**Task objective**
Going line by line through the data below, how many lines contain the word "Access"? Give only the number.

(Stored data entries)
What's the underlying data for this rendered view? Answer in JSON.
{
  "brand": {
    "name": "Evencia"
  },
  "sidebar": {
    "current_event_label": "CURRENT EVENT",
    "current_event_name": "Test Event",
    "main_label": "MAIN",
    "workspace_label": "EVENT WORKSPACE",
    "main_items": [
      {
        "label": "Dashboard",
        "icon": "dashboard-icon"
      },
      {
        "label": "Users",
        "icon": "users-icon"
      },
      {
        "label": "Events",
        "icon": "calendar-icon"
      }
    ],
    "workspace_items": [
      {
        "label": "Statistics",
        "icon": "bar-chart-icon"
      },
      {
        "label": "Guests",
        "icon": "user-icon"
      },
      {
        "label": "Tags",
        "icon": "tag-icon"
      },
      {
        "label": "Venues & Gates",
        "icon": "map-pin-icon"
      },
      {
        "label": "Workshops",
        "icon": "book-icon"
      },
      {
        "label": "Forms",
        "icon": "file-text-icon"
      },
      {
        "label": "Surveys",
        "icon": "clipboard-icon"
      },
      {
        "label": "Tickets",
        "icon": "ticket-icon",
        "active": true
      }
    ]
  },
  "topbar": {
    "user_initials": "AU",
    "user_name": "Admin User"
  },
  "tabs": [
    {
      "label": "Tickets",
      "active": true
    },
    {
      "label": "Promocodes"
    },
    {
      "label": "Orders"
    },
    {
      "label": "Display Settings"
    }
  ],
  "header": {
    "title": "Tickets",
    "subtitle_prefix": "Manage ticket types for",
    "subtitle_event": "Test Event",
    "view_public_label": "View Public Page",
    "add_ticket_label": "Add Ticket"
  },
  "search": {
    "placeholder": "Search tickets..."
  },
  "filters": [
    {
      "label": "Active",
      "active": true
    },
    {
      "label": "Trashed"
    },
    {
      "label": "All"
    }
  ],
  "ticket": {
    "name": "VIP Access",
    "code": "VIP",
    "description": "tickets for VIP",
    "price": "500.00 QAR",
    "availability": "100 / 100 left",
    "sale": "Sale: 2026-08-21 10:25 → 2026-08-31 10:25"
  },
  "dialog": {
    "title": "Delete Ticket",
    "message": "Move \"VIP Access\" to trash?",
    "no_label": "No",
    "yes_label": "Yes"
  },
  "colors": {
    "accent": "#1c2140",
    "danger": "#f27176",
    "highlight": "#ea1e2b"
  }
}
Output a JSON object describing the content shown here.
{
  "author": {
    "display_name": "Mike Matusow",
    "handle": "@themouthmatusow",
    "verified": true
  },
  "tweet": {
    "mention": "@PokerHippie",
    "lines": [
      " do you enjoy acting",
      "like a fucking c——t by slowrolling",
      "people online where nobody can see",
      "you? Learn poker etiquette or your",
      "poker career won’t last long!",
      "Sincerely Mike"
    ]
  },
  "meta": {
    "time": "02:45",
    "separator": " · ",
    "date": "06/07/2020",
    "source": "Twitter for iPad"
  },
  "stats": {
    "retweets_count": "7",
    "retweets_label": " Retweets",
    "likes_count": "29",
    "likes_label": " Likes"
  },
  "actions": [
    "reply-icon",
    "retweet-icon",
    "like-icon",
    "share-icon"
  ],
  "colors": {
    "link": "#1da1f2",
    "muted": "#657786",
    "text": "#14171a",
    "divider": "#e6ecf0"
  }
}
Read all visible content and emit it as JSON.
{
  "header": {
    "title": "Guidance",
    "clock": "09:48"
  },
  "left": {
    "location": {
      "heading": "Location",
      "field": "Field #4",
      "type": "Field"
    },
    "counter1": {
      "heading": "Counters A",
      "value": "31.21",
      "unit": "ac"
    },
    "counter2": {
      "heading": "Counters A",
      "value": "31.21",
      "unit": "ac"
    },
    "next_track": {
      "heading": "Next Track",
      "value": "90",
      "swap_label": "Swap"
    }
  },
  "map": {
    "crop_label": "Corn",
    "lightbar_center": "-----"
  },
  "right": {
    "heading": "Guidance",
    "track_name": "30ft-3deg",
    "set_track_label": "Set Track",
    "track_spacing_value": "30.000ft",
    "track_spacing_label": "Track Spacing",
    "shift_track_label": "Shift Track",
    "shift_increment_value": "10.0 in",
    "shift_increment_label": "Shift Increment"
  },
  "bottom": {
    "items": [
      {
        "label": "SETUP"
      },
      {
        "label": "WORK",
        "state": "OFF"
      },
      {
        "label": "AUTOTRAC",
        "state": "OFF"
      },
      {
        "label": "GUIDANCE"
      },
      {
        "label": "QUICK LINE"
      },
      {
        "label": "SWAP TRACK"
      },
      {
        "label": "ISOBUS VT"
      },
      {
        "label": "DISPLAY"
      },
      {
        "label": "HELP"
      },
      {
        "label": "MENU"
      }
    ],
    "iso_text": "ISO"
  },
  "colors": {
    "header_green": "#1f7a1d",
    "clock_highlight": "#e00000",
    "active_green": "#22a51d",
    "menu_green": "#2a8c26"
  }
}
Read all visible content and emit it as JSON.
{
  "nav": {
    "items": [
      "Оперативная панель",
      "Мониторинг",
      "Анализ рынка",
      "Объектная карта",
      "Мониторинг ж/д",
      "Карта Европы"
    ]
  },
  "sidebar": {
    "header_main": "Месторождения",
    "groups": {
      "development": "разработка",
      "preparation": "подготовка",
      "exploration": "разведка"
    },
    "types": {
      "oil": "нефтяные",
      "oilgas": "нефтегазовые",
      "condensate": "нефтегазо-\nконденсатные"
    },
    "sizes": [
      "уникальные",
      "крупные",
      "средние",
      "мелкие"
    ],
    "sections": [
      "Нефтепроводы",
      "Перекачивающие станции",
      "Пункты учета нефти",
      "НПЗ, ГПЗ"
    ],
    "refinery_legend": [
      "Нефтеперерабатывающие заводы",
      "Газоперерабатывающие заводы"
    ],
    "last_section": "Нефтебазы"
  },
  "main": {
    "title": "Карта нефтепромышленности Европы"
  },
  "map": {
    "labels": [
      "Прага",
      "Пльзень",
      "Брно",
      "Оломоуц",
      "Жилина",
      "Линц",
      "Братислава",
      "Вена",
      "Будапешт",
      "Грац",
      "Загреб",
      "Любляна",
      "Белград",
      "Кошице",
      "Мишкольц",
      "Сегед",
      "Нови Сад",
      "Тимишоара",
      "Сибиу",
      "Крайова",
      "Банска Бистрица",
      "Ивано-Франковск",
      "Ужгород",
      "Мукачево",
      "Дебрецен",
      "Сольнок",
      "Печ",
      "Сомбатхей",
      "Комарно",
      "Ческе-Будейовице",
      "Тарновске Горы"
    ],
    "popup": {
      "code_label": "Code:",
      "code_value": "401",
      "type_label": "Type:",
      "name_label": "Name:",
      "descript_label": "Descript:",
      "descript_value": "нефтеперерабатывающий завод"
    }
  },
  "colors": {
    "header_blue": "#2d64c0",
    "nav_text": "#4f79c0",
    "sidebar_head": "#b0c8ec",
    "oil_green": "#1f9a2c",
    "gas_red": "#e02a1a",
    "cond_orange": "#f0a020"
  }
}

**Written solution**
2